Traces of Prakrit can still be found in modern Indian languages such as Bengali, Marathi, Gujarati, etc. Prakrit forms a link between the Vedic language and the modern languages of India besides cutting across the borders of Indo-Iranian, Dravidian, and Austro-Asiatic language groups. Unfortunately, Indological studies in India and abroad are limited to the study of Sanskrit language alone. As a result, Prakrit literature has been neglected by scholars, and its readership is dwindling with each passing day.
The scope of Prakrit literature is vast and covers diverse disciplines and genres such as the canonical texts of the Jains and the Buddhists, lyric and epic poetry, administrative accounts in the form of coins and inscriptions, treatises on grammar and linguistics, and plays and dialogues embedded in Sanskrit dramas that mimicked the speaking of womenfolk, ordinary men, Buddhist or Jain monks, and the outcaste.
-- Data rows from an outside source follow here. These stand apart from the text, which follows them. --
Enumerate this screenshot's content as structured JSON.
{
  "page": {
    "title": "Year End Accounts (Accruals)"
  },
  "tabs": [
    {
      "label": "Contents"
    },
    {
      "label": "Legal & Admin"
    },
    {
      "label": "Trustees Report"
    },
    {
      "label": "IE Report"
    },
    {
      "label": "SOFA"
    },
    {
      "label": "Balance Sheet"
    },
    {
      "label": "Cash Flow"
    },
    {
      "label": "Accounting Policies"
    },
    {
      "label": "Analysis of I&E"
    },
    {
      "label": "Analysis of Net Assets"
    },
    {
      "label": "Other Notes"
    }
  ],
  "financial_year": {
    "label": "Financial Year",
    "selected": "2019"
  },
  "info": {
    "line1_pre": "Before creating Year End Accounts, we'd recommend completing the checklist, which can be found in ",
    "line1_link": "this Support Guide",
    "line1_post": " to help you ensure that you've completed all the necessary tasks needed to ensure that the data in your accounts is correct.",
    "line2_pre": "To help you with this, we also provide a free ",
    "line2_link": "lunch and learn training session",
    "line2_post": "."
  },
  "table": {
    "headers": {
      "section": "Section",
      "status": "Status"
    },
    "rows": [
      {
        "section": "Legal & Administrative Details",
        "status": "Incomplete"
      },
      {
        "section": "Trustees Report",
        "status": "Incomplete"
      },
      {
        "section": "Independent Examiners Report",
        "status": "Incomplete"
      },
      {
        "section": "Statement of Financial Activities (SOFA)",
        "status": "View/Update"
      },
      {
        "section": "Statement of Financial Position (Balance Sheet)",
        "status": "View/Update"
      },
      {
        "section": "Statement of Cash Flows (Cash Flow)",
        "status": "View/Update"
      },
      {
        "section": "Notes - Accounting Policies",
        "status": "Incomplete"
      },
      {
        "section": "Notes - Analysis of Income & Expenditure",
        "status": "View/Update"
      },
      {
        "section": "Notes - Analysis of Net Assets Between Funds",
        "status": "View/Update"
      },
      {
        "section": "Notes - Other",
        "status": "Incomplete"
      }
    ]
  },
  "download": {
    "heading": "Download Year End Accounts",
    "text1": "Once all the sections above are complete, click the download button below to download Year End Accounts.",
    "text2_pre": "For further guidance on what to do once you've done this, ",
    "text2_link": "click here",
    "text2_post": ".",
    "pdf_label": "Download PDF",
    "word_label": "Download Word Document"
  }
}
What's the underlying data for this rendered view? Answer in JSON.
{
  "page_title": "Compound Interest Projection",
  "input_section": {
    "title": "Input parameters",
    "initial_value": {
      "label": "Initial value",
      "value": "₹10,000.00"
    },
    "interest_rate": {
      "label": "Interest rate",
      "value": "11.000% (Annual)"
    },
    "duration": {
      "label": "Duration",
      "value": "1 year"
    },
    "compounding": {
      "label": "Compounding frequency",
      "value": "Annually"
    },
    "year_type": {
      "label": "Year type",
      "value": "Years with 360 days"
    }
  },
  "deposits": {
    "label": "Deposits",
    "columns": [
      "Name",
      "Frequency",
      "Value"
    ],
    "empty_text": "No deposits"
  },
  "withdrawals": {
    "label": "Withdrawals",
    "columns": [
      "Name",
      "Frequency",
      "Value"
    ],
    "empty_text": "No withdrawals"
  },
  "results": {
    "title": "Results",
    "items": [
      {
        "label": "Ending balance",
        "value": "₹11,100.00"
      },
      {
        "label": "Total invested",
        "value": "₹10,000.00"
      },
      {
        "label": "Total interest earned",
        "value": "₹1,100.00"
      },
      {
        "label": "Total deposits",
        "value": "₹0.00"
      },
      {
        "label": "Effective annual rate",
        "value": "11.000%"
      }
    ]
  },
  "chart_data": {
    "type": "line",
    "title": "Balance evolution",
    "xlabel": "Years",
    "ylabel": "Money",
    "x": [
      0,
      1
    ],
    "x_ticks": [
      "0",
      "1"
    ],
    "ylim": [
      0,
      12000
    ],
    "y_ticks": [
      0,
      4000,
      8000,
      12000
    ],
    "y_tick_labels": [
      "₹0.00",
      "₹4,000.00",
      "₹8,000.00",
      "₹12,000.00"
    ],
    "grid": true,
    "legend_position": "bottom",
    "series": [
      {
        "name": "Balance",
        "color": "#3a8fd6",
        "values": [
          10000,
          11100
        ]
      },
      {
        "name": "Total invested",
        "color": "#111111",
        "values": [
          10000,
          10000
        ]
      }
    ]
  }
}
It is, thus, very crucial to look at the characteristics of Prakrit language and literature, and make authentic translations of literary works available for interdisciplinary research in order to provide better insights on life of a ‘commoner’ in ancient India.